§ Task inputs:

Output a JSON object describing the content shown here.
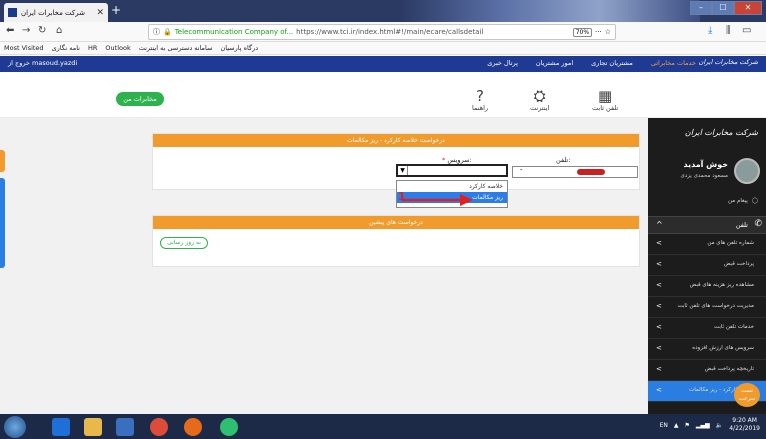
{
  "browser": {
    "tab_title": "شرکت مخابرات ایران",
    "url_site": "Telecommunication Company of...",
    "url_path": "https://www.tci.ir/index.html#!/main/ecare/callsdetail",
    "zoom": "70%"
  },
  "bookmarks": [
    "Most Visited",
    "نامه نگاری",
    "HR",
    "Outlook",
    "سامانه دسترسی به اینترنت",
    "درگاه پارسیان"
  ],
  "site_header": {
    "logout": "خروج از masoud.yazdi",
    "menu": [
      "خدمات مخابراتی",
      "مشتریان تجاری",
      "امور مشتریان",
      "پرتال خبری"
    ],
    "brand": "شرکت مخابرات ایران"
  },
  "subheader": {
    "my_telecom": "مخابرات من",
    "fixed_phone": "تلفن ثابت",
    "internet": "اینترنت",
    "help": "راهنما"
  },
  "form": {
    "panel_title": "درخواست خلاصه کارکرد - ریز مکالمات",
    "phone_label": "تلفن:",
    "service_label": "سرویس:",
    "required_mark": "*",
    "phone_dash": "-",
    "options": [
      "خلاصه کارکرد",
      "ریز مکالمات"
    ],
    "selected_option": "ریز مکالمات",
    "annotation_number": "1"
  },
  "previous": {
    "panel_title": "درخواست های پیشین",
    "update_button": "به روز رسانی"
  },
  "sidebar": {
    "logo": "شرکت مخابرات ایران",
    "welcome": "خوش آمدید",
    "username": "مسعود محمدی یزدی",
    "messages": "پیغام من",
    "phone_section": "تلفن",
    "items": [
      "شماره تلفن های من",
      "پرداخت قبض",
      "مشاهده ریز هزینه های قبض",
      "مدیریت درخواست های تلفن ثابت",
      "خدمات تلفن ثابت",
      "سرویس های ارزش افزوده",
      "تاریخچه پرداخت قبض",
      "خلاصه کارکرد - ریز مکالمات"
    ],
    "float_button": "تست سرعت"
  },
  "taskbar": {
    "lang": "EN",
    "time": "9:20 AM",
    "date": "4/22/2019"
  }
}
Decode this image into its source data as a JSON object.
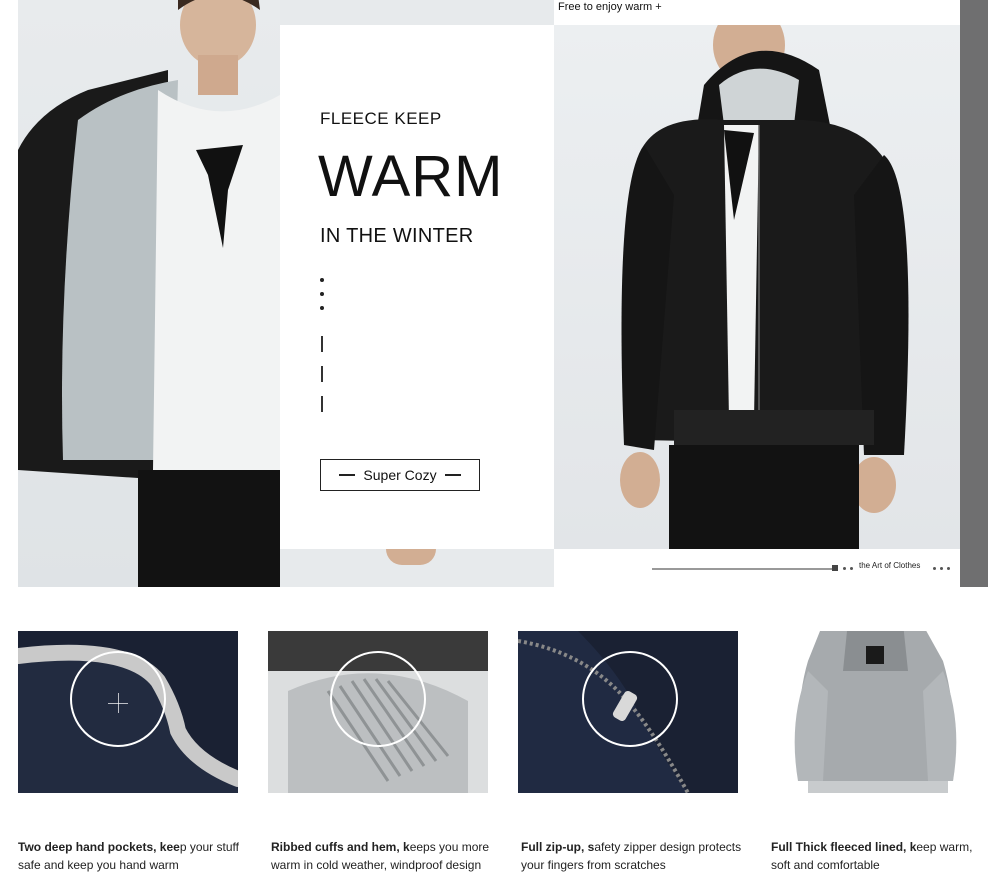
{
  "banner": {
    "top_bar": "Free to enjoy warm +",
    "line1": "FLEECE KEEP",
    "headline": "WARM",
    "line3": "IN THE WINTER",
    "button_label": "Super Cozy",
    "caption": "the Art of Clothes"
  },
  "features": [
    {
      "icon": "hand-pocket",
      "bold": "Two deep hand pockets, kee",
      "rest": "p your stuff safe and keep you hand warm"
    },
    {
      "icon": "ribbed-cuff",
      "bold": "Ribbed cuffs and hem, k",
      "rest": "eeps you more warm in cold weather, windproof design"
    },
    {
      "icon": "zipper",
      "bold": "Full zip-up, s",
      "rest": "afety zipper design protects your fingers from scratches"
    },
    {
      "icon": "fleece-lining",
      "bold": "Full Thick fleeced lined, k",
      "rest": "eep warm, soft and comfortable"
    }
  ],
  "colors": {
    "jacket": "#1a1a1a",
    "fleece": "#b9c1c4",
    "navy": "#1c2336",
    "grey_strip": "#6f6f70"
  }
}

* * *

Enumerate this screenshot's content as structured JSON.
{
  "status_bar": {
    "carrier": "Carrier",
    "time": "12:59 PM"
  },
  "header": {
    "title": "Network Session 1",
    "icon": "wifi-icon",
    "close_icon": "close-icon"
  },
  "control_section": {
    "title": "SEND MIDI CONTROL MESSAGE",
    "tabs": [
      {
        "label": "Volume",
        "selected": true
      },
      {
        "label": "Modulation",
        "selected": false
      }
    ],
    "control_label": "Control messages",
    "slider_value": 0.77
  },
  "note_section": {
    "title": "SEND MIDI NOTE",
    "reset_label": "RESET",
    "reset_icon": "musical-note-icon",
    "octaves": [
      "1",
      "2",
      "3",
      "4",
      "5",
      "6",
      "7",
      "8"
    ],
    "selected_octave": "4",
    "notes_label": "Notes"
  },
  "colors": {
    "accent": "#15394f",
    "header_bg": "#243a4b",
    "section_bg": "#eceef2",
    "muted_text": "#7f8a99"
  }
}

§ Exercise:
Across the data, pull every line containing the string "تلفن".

§ Exercise answer:
    "fixed_phone": "تلفن ثابت",
    "phone_label": "تلفن:",
    "phone_section": "تلفن",
      "شماره تلفن های من",
      "مدیریت درخواست های تلفن ثابت",
      "خدمات تلفن ثابت",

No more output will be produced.